(Dataset items)
====================
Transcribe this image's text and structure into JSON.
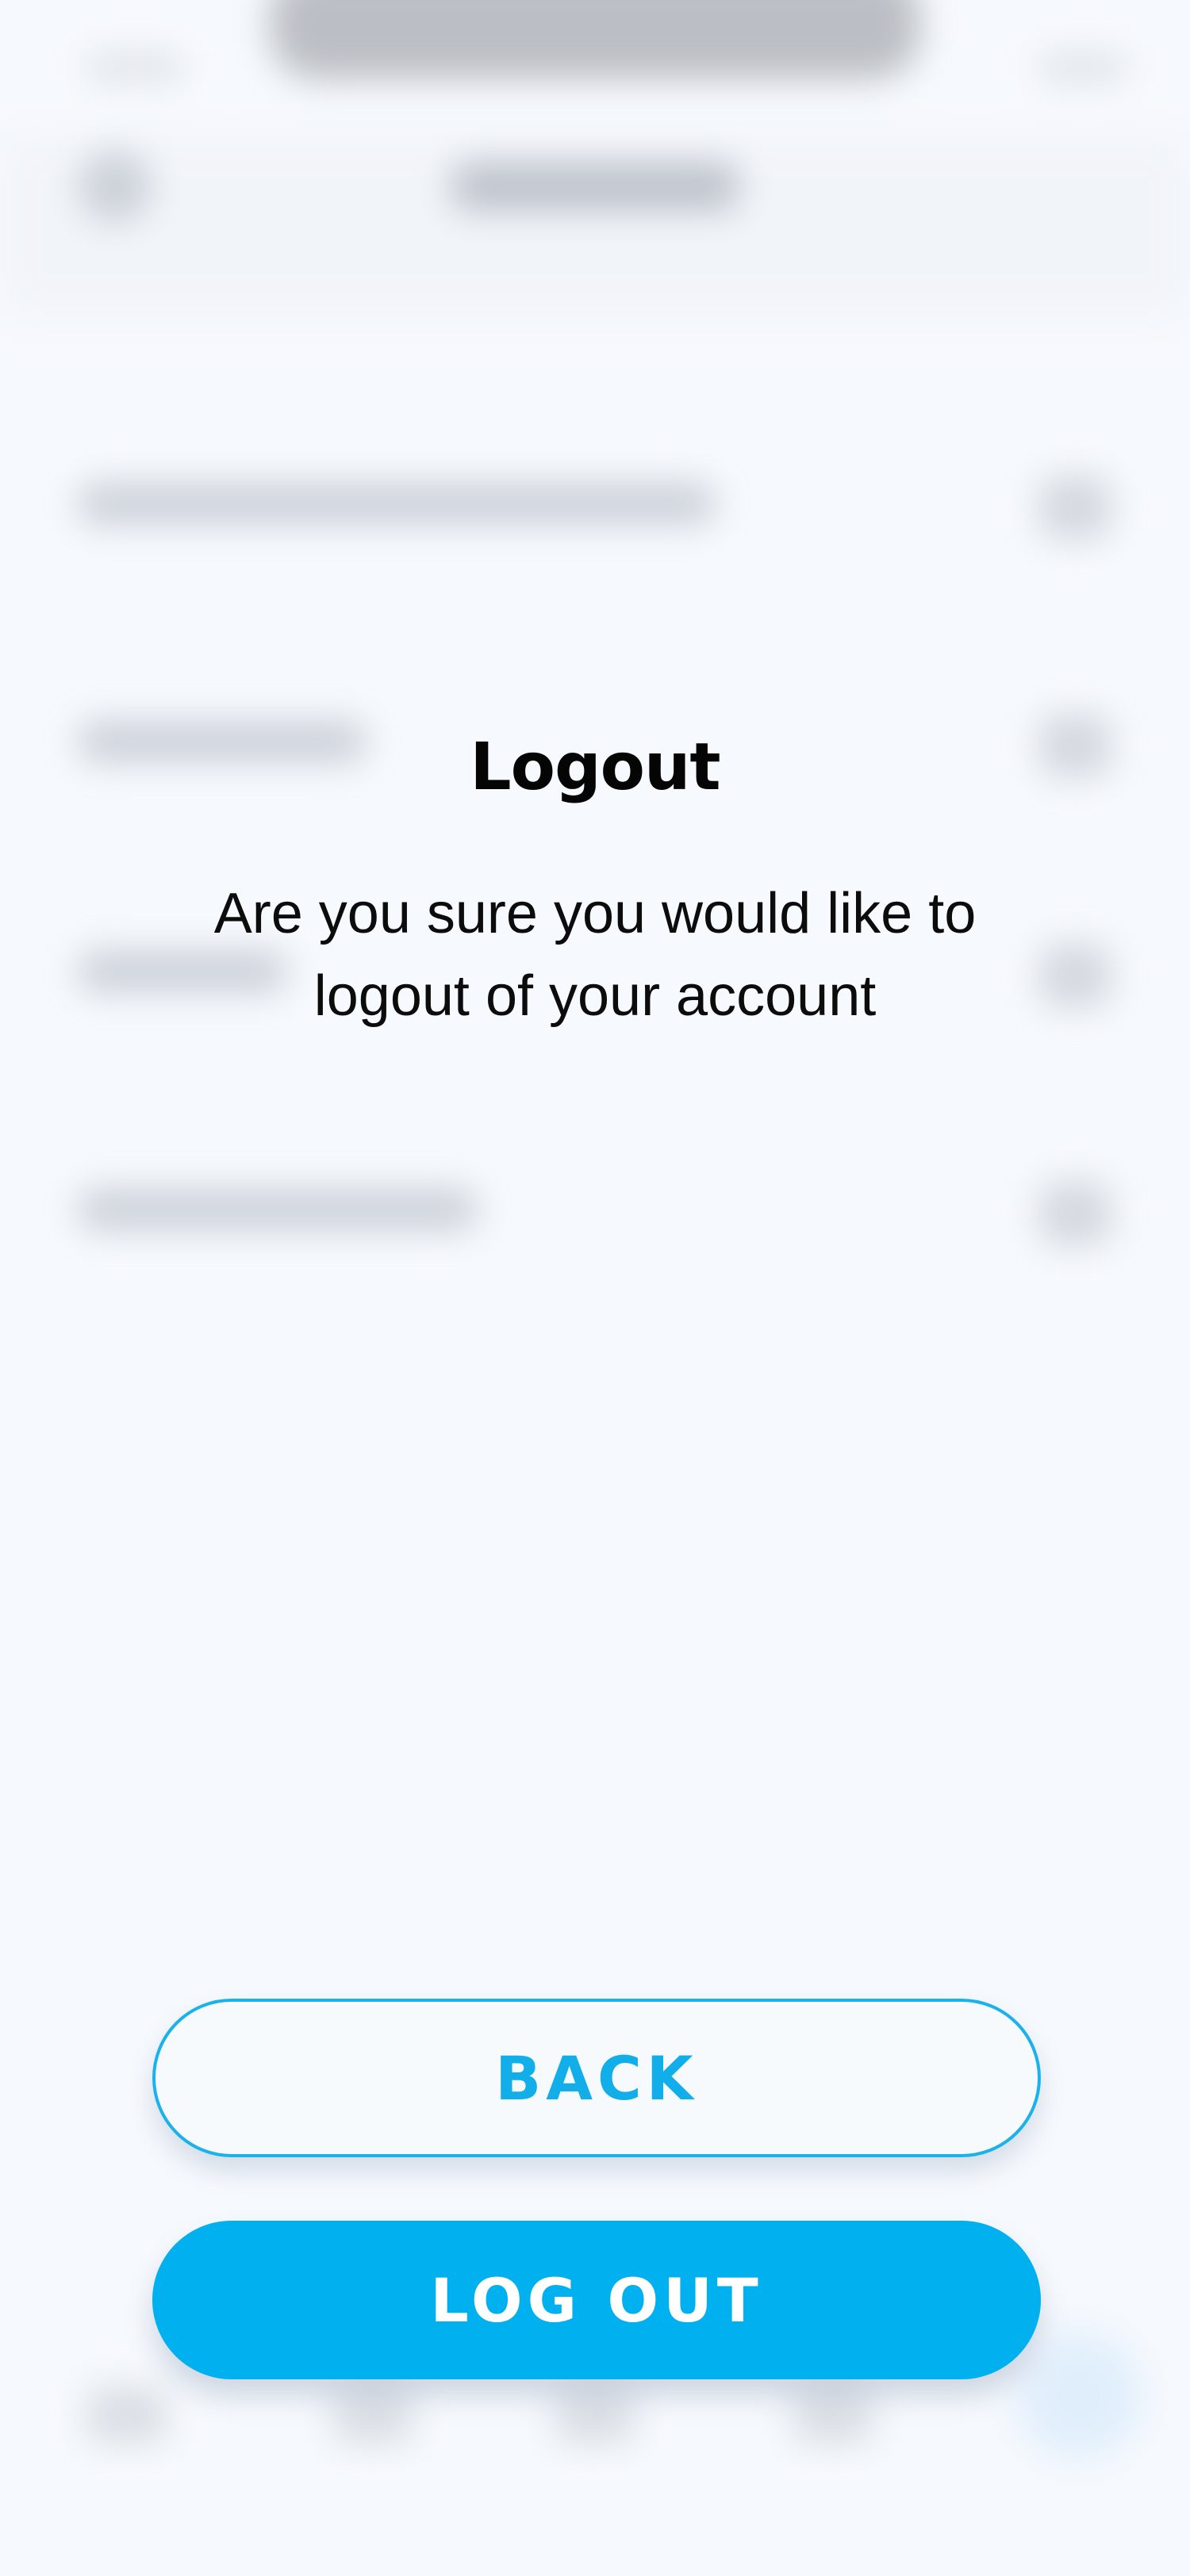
{
  "dialog": {
    "title": "Logout",
    "message": "Are you sure you would like to logout of your account",
    "back_label": "BACK",
    "logout_label": "LOG OUT"
  },
  "colors": {
    "accent": "#00b0ef",
    "background": "#f6f9fd",
    "text": "#050505"
  }
}
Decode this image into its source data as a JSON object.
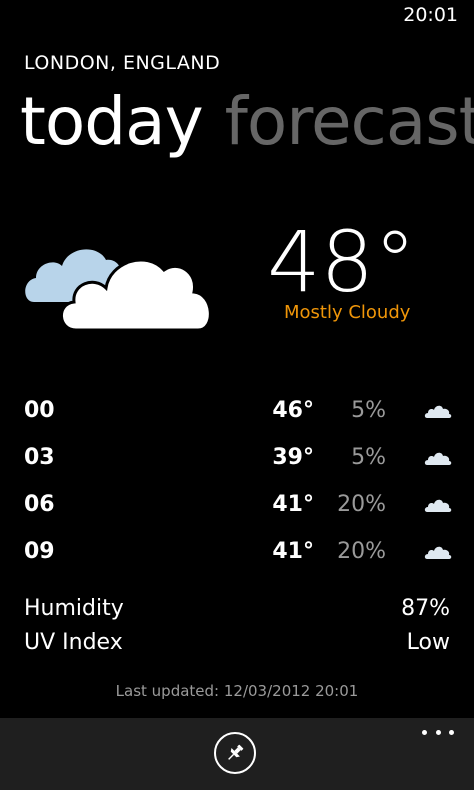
{
  "status_bar": {
    "time": "20:01"
  },
  "location": "LONDON, ENGLAND",
  "pivot": {
    "tabs": [
      {
        "label": "today",
        "active": true
      },
      {
        "label": "forecast",
        "active": false
      }
    ]
  },
  "current": {
    "temperature": "48°",
    "condition": "Mostly Cloudy",
    "icon": "mostly-cloudy-icon"
  },
  "hourly": [
    {
      "time": "00",
      "temp": "46°",
      "precip": "5%",
      "icon": "cloud-icon"
    },
    {
      "time": "03",
      "temp": "39°",
      "precip": "5%",
      "icon": "cloud-icon"
    },
    {
      "time": "06",
      "temp": "41°",
      "precip": "20%",
      "icon": "cloud-icon"
    },
    {
      "time": "09",
      "temp": "41°",
      "precip": "20%",
      "icon": "cloud-icon"
    }
  ],
  "stats": [
    {
      "label": "Humidity",
      "value": "87%"
    },
    {
      "label": "UV Index",
      "value": "Low"
    }
  ],
  "last_updated": "Last updated: 12/03/2012 20:01",
  "app_bar": {
    "pin_icon": "pin-icon",
    "more_icon": "more-icon"
  },
  "colors": {
    "background": "#000000",
    "accent": "#f09609",
    "inactive_text": "#666666",
    "secondary_text": "#9a9a9a",
    "cloud_white": "#ffffff",
    "cloud_blue": "#b8d4ea",
    "app_bar": "#1f1f1f"
  }
}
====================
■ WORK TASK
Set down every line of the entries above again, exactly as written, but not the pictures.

■ YOUR RESPONSE
Transcribe this image's text and structure into JSON.
{
  "dialog": {
    "title": "Logout",
    "message": "Are you sure you would like to logout of your account",
    "back_label": "BACK",
    "logout_label": "LOG OUT"
  },
  "colors": {
    "accent": "#00b0ef",
    "background": "#f6f9fd",
    "text": "#050505"
  }
}
Decode this image into its source data as a JSON object.
{
  "status_bar": {
    "time": "20:01"
  },
  "location": "LONDON, ENGLAND",
  "pivot": {
    "tabs": [
      {
        "label": "today",
        "active": true
      },
      {
        "label": "forecast",
        "active": false
      }
    ]
  },
  "current": {
    "temperature": "48°",
    "condition": "Mostly Cloudy",
    "icon": "mostly-cloudy-icon"
  },
  "hourly": [
    {
      "time": "00",
      "temp": "46°",
      "precip": "5%",
      "icon": "cloud-icon"
    },
    {
      "time": "03",
      "temp": "39°",
      "precip": "5%",
      "icon": "cloud-icon"
    },
    {
      "time": "06",
      "temp": "41°",
      "precip": "20%",
      "icon": "cloud-icon"
    },
    {
      "time": "09",
      "temp": "41°",
      "precip": "20%",
      "icon": "cloud-icon"
    }
  ],
  "stats": [
    {
      "label": "Humidity",
      "value": "87%"
    },
    {
      "label": "UV Index",
      "value": "Low"
    }
  ],
  "last_updated": "Last updated: 12/03/2012 20:01",
  "app_bar": {
    "pin_icon": "pin-icon",
    "more_icon": "more-icon"
  },
  "colors": {
    "background": "#000000",
    "accent": "#f09609",
    "inactive_text": "#666666",
    "secondary_text": "#9a9a9a",
    "cloud_white": "#ffffff",
    "cloud_blue": "#b8d4ea",
    "app_bar": "#1f1f1f"
  }
}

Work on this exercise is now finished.